LeBron James was evidently over the moon after he watched Ari Melber’s breakdown of JAY-Z’s “God Did” verse on MSNBC’s The Beat, which ultimately prompted a response from Hov.
On Wednesday (August 31), the NBA superstar and Roc Nation affiliate tweeted the clip of Melber’s detailed explanation of JAY-Z’s contribution to the DJ Khaled track and wrote, “Listen! Then listen again to make sure you got the point. HOV DID!!!!!! And so did the reporter! [GOAT] TALK.”
James’ sentiments caught JAY-Z’s attention and just hours later, he fired off a rare tweet that read, “My only goal is to make the real ‘ones’ feel seen, forgive me that’s my passion talking … haa.”
My only goal is to make the real “ones” feel seen , forgive me that’s my passion talking ….. haa . https://t.co/yRzFlyie3f
— Mr. Carter (@sc) August 31, 2022
JAY-Z is referencing a 1996 interview between Louis Farrakhan and CBS reporter Mike Wallace, which was included in Melber’s report. The conversation momentarily went off the rails after the 60 Minutes anchor said Nigeria is possibly the most “corrupt” nation in the world.
“You’re not in any moral position to tell anybody how corrupt they are,” Farrakhan told Wallace at the time. “You should be quiet when you have spilled the blood of human beings. Has Nigeria dropped an atomic bomb and killed people in Hiroshima or Nagasaki? Have they killed off millions of Native Americans? How dare you put yourself in that position as a moral judge! I think you should keep quiet.”
Wallace asked, “Can you think of one more corrupt?” to which Farrakhan replied, “Yeah, I’m living in one.
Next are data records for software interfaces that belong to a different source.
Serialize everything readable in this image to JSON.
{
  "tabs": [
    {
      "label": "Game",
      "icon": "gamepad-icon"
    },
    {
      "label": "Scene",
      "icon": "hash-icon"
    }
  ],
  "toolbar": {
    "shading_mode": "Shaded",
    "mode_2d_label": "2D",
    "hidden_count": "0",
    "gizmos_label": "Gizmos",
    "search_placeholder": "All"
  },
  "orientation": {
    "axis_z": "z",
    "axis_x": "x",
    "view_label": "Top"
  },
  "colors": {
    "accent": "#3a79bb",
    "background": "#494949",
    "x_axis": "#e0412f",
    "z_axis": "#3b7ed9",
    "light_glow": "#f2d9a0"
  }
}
I’m living in one […] I didn’t mean to be so fired up. That’s my passion.”
The interview was clearly on JAY-Z’s mind when he wrote the verse. As he raps, “Next time we have a discussion who the G.O.A.T., you donkeys know this/Forgive me, that’s my passion talkin’ (Haha)/Sometimes I feel like Farrakhan (Haha) talkin’ to Mike Wallace (Haha)/I think y’all should keep quiet.”
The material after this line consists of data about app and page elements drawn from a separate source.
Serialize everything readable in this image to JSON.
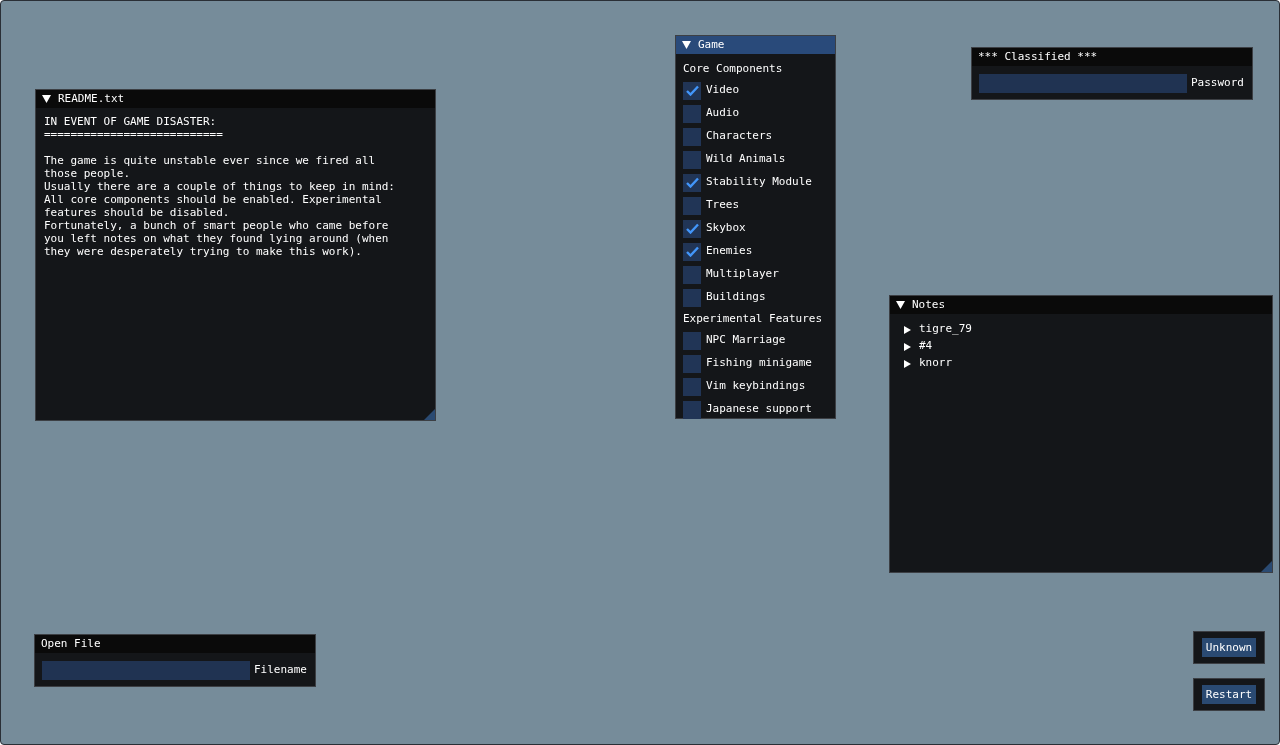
{
  "windows": [
    {
      "kind": "text",
      "title": "README.txt",
      "expanded": true,
      "focused": false,
      "paragraphs": [
        [
          "IN EVENT OF GAME DISASTER:",
          "==========================="
        ],
        [
          "The game is quite unstable ever since we fired all",
          "those people.",
          "Usually there are a couple of things to keep in mind:",
          "All core components should be enabled. Experimental",
          "features should be disabled.",
          "Fortunately, a bunch of smart people who came before",
          "you left notes on what they found lying around (when",
          "they were desperately trying to make this work)."
        ]
      ]
    },
    {
      "kind": "checklist",
      "title": "Game",
      "expanded": true,
      "focused": true,
      "groups": [
        {
          "heading": "Core Components",
          "items": [
            {
              "label": "Video",
              "checked": true
            },
            {
              "label": "Audio",
              "checked": false
            },
            {
              "label": "Characters",
              "checked": false
            },
            {
              "label": "Wild Animals",
              "checked": false
            },
            {
              "label": "Stability Module",
              "checked": true
            },
            {
              "label": "Trees",
              "checked": false
            },
            {
              "label": "Skybox",
              "checked": true
            },
            {
              "label": "Enemies",
              "checked": true
            },
            {
              "label": "Multiplayer",
              "checked": false
            },
            {
              "label": "Buildings",
              "checked": false
            }
          ]
        },
        {
          "heading": "Experimental Features",
          "items": [
            {
              "label": "NPC Marriage",
              "checked": false
            },
            {
              "label": "Fishing minigame",
              "checked": false
            },
            {
              "label": "Vim keybindings",
              "checked": false
            },
            {
              "label": "Japanese support",
              "checked": false
            }
          ]
        }
      ]
    },
    {
      "kind": "input",
      "title": "*** Classified ***",
      "focused": false,
      "label": "Password"
    },
    {
      "kind": "tree",
      "title": "Notes",
      "expanded": true,
      "focused": false,
      "items": [
        {
          "label": "tigre_79",
          "expanded": false
        },
        {
          "label": "#4",
          "expanded": false
        },
        {
          "label": "knorr",
          "expanded": false
        }
      ]
    },
    {
      "kind": "input",
      "title": "Open File",
      "focused": false,
      "label": "Filename"
    },
    {
      "kind": "button",
      "label": "Unknown"
    },
    {
      "kind": "button",
      "label": "Restart"
    }
  ]
}
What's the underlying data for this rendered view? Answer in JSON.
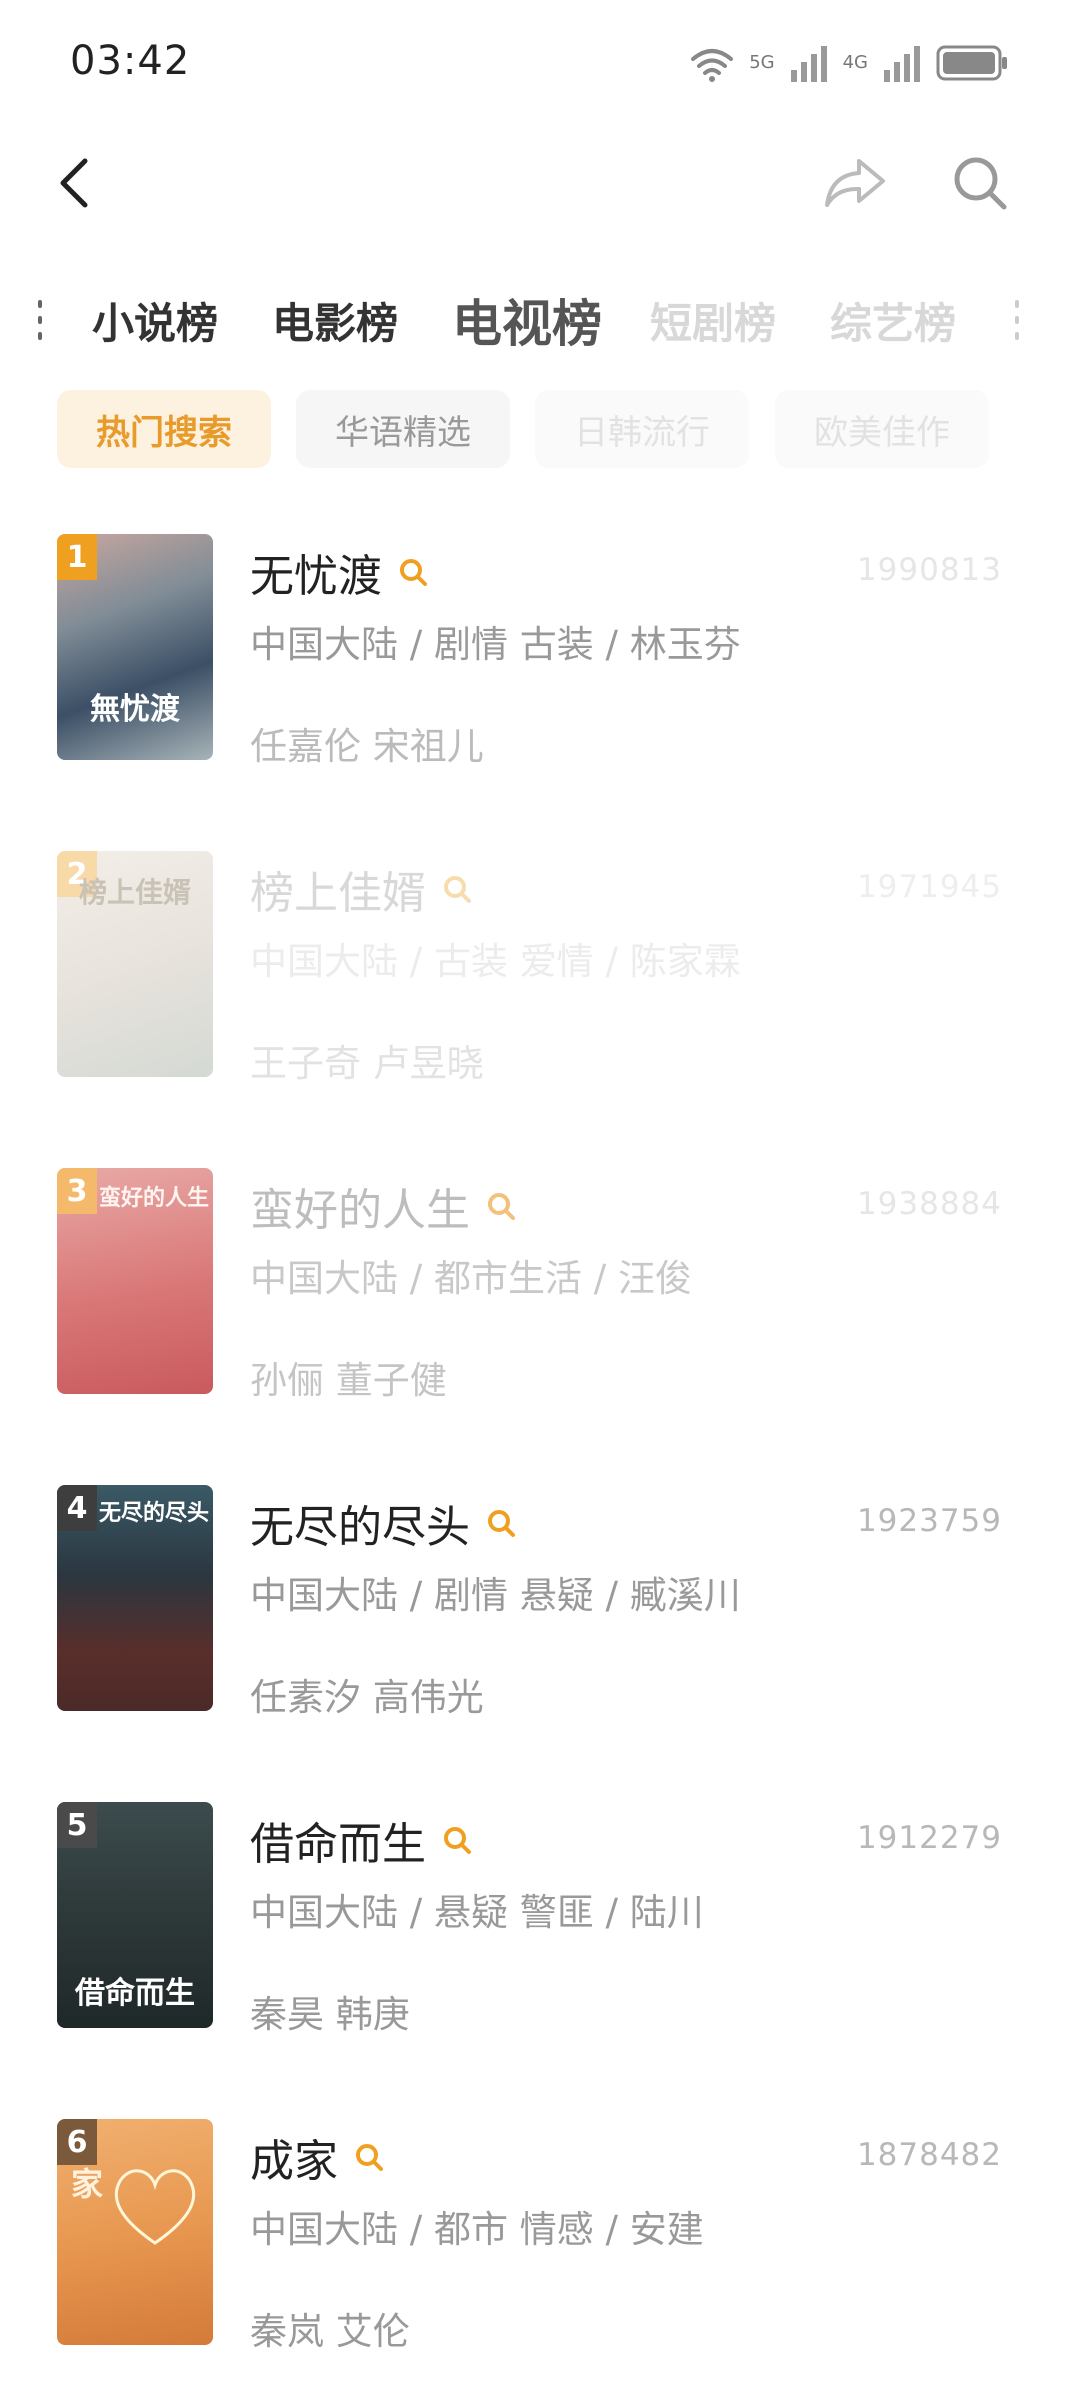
{
  "status_bar": {
    "time": "03:42",
    "net_5g": "5G",
    "net_4g": "4G"
  },
  "nav": {
    "back_icon": "chevron-left-icon",
    "share_icon": "share-icon",
    "search_icon": "search-icon"
  },
  "category_tabs": [
    {
      "label": "小说榜",
      "state": "normal"
    },
    {
      "label": "电影榜",
      "state": "normal"
    },
    {
      "label": "电视榜",
      "state": "active"
    },
    {
      "label": "短剧榜",
      "state": "faded"
    },
    {
      "label": "综艺榜",
      "state": "faded"
    }
  ],
  "filter_chips": [
    {
      "label": "热门搜索",
      "state": "selected"
    },
    {
      "label": "华语精选",
      "state": "normal"
    },
    {
      "label": "日韩流行",
      "state": "faded"
    },
    {
      "label": "欧美佳作",
      "state": "faded"
    }
  ],
  "rank_items": [
    {
      "rank": "1",
      "title": "无忧渡",
      "score": "1990813",
      "meta": "中国大陆 / 剧情 古装 / 林玉芬",
      "cast": "任嘉伦 宋祖儿",
      "poster_text": "無忧渡"
    },
    {
      "rank": "2",
      "title": "榜上佳婿",
      "score": "1971945",
      "meta": "中国大陆 / 古装 爱情 / 陈家霖",
      "cast": "王子奇 卢昱晓",
      "poster_text": "榜上佳婿"
    },
    {
      "rank": "3",
      "title": "蛮好的人生",
      "score": "1938884",
      "meta": "中国大陆 / 都市生活 / 汪俊",
      "cast": "孙俪 董子健",
      "poster_text": "蛮好的人生"
    },
    {
      "rank": "4",
      "title": "无尽的尽头",
      "score": "1923759",
      "meta": "中国大陆 / 剧情 悬疑 / 臧溪川",
      "cast": "任素汐 高伟光",
      "poster_text": "无尽的尽头"
    },
    {
      "rank": "5",
      "title": "借命而生",
      "score": "1912279",
      "meta": "中国大陆 / 悬疑 警匪 / 陆川",
      "cast": "秦昊 韩庚",
      "poster_text": "借命而生"
    },
    {
      "rank": "6",
      "title": "成家",
      "score": "1878482",
      "meta": "中国大陆 / 都市 情感 / 安建",
      "cast": "秦岚 艾伦",
      "poster_text": "家"
    }
  ],
  "colors": {
    "accent": "#f0a020",
    "chip_selected_bg": "#fdf1e0",
    "chip_selected_text": "#e89a2a",
    "score_text": "#b8b8b8"
  }
}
Ari Melber’s meticulous dissection of Hov’s verse focused on the corruption in America and how JAY-Z was able to beat the odds, becoming Hip Hop’s first billionaire.
“Farrakhan was not correct about everything in his career, but those points resonated with many as he dispatched the contradiction between America’s reality and her selective vision of herself,” Melber said. “Corruption just refers to fraudulent conduct by the powerful, which is pervasive across American history and especially on the long war on drugs.”
Melber went on to discuss the failed and “often racist” war on drugs through the “life and poetry” of JAY-Z. Speaking to HipHopDX, Melber said he was most impressed with the fact Hov “kept going.” The four-minute verse managed to address several layered topics — including the drug war, discrimination, business and perseverance — using double, triple and even quadruple entendres.
“Like any true masterpiece, the more time you give it the more it gives back,” Melber told DX. “I’m seeing more reaction to this online than most news stories we do, and the news has been wild lately. So the song and the discussion around it strikes a nerve or chord, if you will [laughs].”
JAY-Z also mentioned LeBron James in the song when he spoke about his journey from drug dealer to mogul: “Please, Lord forgive me for what the stove did/Nobody touched the billi’ until Hov did/How many billionaires can come from Hov crib? Huh/I count three, me, Ye and Rih/Bron’s a Roc boy, so four, technically (Woo).”
As Melber brilliantly illustrated, JAY-Z’s verse requires repeated listens to truly grasp the depth of each bar. Watch the full breakdown above. Hov did.